**WHAT THE TASK ASKS:** The answer must repeat every record exactly, with all pictures omitted.

*** Begin section ***

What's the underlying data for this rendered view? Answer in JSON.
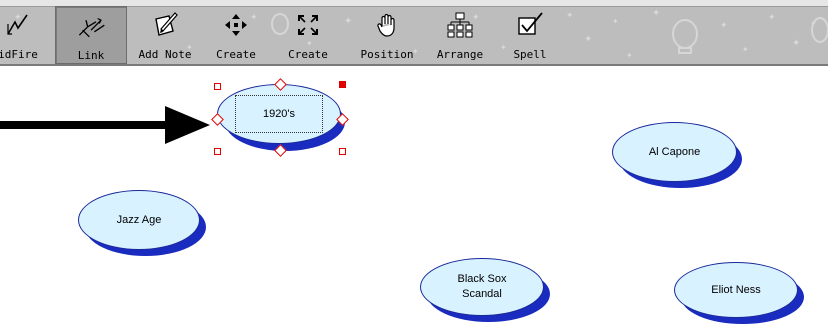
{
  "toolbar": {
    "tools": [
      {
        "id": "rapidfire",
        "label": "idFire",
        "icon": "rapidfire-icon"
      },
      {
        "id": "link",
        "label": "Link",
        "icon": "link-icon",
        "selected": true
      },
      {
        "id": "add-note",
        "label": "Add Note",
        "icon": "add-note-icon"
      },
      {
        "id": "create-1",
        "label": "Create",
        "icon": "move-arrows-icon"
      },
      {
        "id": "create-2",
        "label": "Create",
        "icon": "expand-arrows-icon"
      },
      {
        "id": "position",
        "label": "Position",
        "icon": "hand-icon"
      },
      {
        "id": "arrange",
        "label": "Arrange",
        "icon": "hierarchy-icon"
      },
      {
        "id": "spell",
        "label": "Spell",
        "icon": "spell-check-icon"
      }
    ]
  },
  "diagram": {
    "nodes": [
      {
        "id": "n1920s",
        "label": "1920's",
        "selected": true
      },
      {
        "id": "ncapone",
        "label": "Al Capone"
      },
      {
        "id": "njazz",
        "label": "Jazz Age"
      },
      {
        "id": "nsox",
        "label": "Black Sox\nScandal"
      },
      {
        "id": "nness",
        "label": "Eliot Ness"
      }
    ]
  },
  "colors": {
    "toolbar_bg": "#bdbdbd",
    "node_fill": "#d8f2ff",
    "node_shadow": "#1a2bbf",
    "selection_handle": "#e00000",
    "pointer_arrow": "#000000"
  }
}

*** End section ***

**WRITTEN SOLUTION:**
What's the underlying data for this rendered view? Answer in JSON.
{
  "toolbar": {
    "tools": [
      {
        "id": "rapidfire",
        "label": "idFire",
        "icon": "rapidfire-icon"
      },
      {
        "id": "link",
        "label": "Link",
        "icon": "link-icon",
        "selected": true
      },
      {
        "id": "add-note",
        "label": "Add Note",
        "icon": "add-note-icon"
      },
      {
        "id": "create-1",
        "label": "Create",
        "icon": "move-arrows-icon"
      },
      {
        "id": "create-2",
        "label": "Create",
        "icon": "expand-arrows-icon"
      },
      {
        "id": "position",
        "label": "Position",
        "icon": "hand-icon"
      },
      {
        "id": "arrange",
        "label": "Arrange",
        "icon": "hierarchy-icon"
      },
      {
        "id": "spell",
        "label": "Spell",
        "icon": "spell-check-icon"
      }
    ]
  },
  "diagram": {
    "nodes": [
      {
        "id": "n1920s",
        "label": "1920's",
        "selected": true
      },
      {
        "id": "ncapone",
        "label": "Al Capone"
      },
      {
        "id": "njazz",
        "label": "Jazz Age"
      },
      {
        "id": "nsox",
        "label": "Black Sox\nScandal"
      },
      {
        "id": "nness",
        "label": "Eliot Ness"
      }
    ]
  },
  "colors": {
    "toolbar_bg": "#bdbdbd",
    "node_fill": "#d8f2ff",
    "node_shadow": "#1a2bbf",
    "selection_handle": "#e00000",
    "pointer_arrow": "#000000"
  }
}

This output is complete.